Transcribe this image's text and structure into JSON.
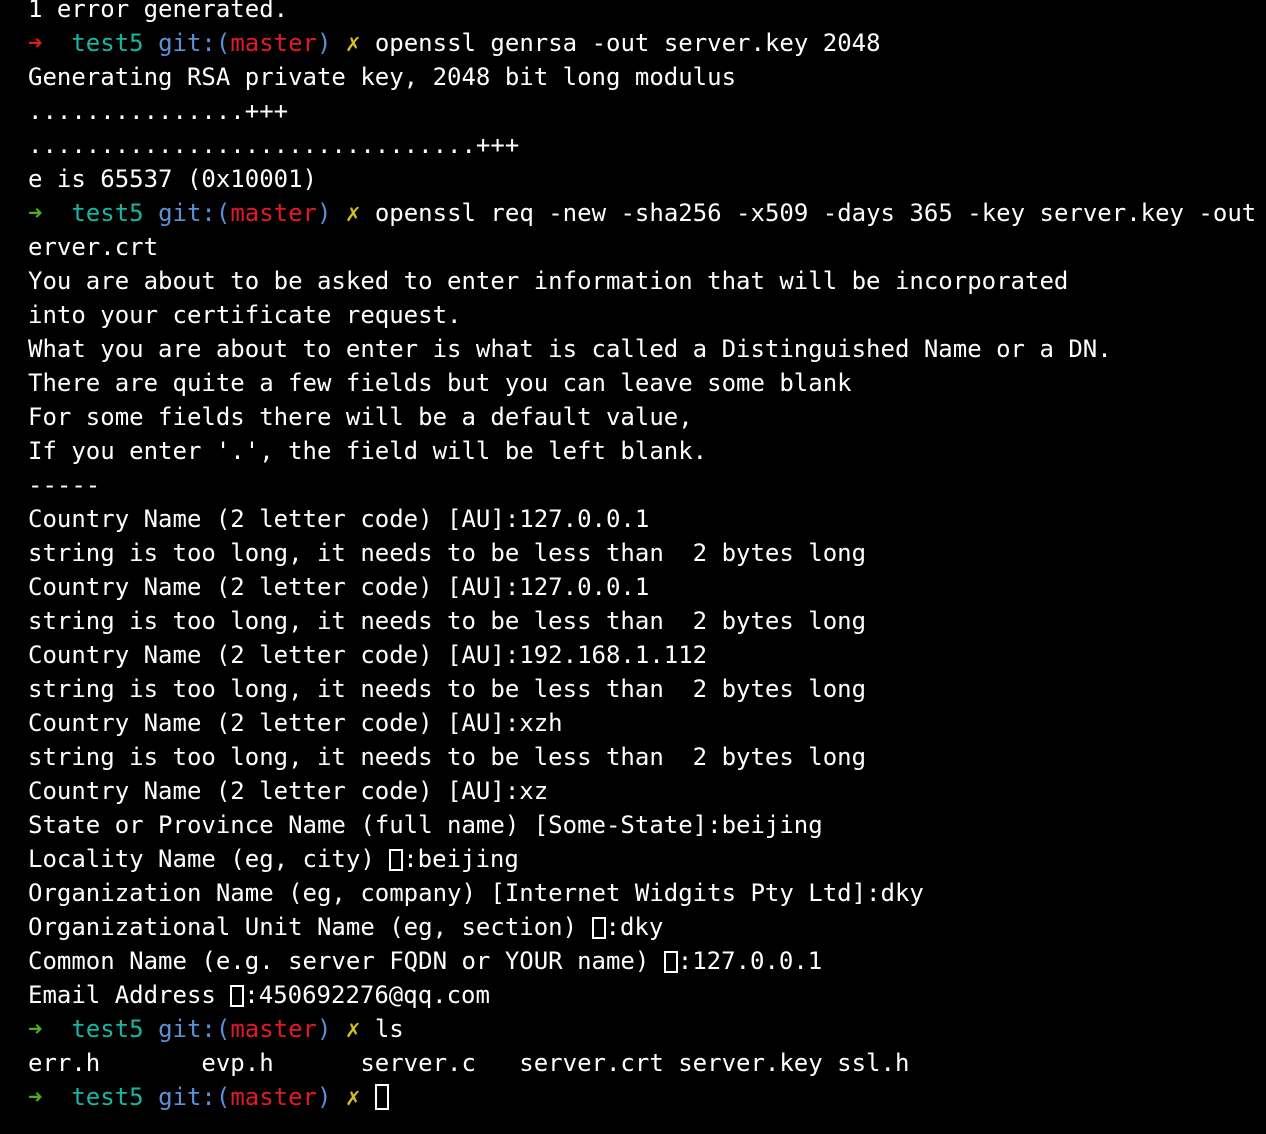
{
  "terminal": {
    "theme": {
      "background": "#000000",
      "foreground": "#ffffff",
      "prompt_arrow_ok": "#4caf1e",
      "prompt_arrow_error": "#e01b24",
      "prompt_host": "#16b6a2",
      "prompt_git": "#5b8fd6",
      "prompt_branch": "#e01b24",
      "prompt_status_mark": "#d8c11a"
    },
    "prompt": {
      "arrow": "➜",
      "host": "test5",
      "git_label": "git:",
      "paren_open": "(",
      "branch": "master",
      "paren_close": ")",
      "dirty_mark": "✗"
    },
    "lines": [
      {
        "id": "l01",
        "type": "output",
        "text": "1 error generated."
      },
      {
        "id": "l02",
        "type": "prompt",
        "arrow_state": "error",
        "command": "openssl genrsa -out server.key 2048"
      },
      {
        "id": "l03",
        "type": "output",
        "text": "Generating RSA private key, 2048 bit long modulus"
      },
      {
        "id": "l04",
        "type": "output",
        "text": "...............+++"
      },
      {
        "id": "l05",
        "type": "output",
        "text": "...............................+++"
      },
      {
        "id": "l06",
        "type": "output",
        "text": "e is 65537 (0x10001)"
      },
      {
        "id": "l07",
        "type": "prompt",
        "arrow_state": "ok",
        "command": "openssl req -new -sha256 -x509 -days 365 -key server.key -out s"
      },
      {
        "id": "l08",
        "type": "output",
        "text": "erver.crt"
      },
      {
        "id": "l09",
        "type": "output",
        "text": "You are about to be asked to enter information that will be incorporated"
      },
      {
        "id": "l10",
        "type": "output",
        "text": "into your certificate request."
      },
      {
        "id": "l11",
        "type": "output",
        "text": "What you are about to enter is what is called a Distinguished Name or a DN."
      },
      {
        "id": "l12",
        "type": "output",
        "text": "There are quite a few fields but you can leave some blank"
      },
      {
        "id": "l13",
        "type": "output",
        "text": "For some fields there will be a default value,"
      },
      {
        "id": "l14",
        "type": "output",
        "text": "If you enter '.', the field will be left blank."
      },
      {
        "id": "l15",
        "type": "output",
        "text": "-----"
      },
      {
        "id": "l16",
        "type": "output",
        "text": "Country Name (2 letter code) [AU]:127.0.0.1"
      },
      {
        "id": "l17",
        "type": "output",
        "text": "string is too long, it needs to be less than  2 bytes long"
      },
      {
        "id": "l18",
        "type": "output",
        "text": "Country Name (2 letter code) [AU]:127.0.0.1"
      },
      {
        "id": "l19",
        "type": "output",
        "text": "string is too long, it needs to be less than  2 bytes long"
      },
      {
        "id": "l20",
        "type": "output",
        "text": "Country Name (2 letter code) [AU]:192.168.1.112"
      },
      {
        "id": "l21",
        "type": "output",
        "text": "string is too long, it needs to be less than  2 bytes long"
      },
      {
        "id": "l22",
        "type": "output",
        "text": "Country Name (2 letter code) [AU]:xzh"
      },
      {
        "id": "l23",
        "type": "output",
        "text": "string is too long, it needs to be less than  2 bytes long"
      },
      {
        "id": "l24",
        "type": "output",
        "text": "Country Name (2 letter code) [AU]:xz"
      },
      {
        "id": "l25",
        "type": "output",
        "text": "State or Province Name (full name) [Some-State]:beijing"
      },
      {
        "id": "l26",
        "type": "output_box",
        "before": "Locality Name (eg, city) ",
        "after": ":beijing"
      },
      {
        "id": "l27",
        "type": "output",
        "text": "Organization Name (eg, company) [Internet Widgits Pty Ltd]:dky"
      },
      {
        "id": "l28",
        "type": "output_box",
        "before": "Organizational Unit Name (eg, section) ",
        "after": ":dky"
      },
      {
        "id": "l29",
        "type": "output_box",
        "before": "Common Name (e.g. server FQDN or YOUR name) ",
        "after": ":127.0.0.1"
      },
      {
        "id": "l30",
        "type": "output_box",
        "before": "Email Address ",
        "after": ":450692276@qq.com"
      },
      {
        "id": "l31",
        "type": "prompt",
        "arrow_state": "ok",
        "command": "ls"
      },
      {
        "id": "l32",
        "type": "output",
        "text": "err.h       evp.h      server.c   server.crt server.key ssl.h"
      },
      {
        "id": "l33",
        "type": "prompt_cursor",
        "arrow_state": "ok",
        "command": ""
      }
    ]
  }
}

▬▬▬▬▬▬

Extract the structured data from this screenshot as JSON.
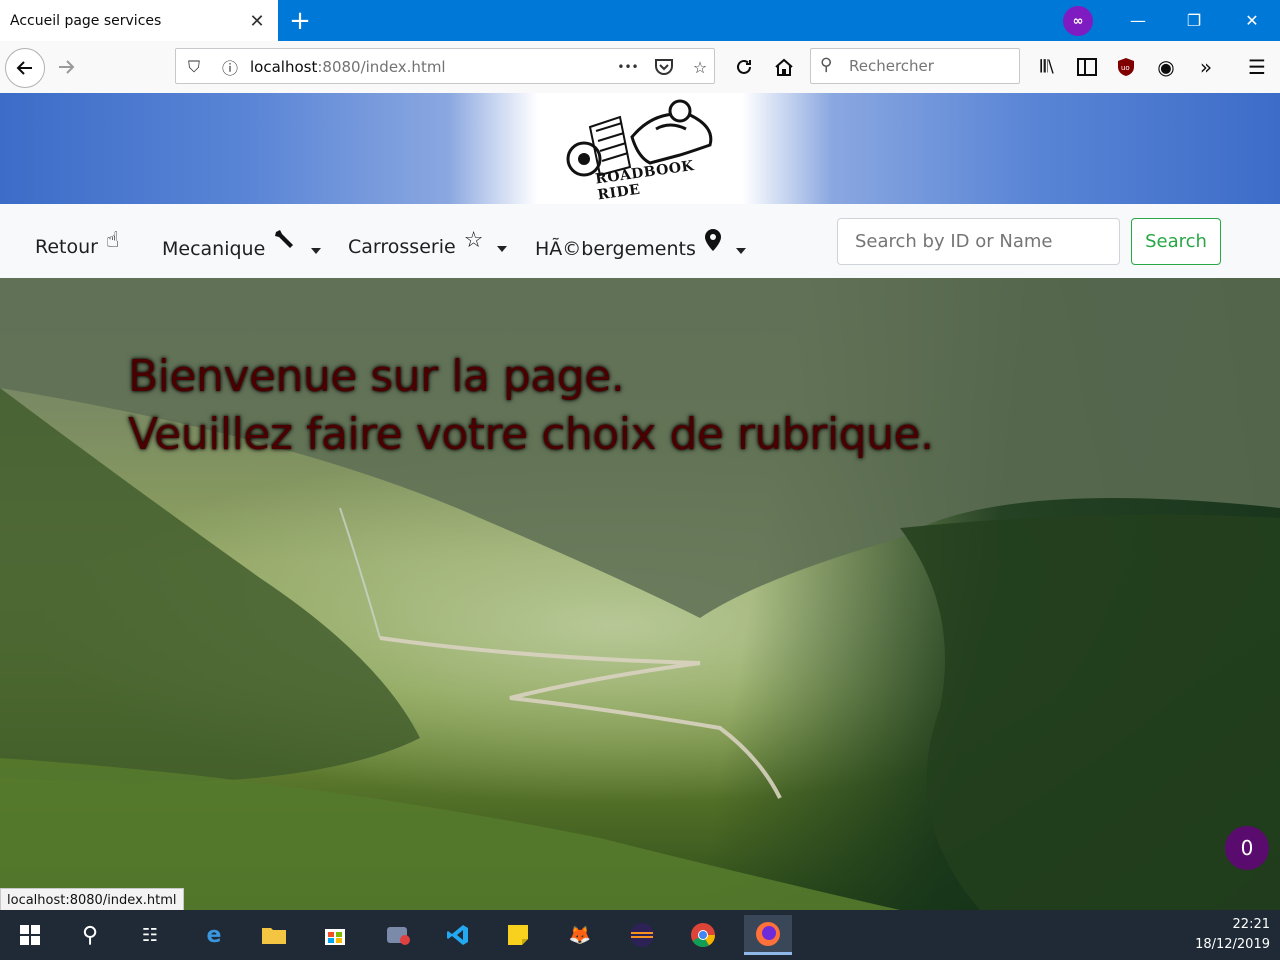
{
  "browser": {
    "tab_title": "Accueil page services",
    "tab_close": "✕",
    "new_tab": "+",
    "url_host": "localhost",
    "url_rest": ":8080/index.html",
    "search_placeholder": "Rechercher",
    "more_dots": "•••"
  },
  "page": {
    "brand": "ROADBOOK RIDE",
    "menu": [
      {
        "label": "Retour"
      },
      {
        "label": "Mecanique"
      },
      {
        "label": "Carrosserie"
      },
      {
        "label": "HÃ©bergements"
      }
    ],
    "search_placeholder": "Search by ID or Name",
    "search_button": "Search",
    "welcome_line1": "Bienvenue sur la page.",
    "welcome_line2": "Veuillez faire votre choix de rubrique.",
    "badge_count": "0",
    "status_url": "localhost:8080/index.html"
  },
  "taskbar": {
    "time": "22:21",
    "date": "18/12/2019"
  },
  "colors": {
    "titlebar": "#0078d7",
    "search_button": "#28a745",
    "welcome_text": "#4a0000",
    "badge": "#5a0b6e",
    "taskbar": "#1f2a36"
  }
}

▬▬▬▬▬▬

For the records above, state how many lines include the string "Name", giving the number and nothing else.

_EXERCISE OUTPUT_: 12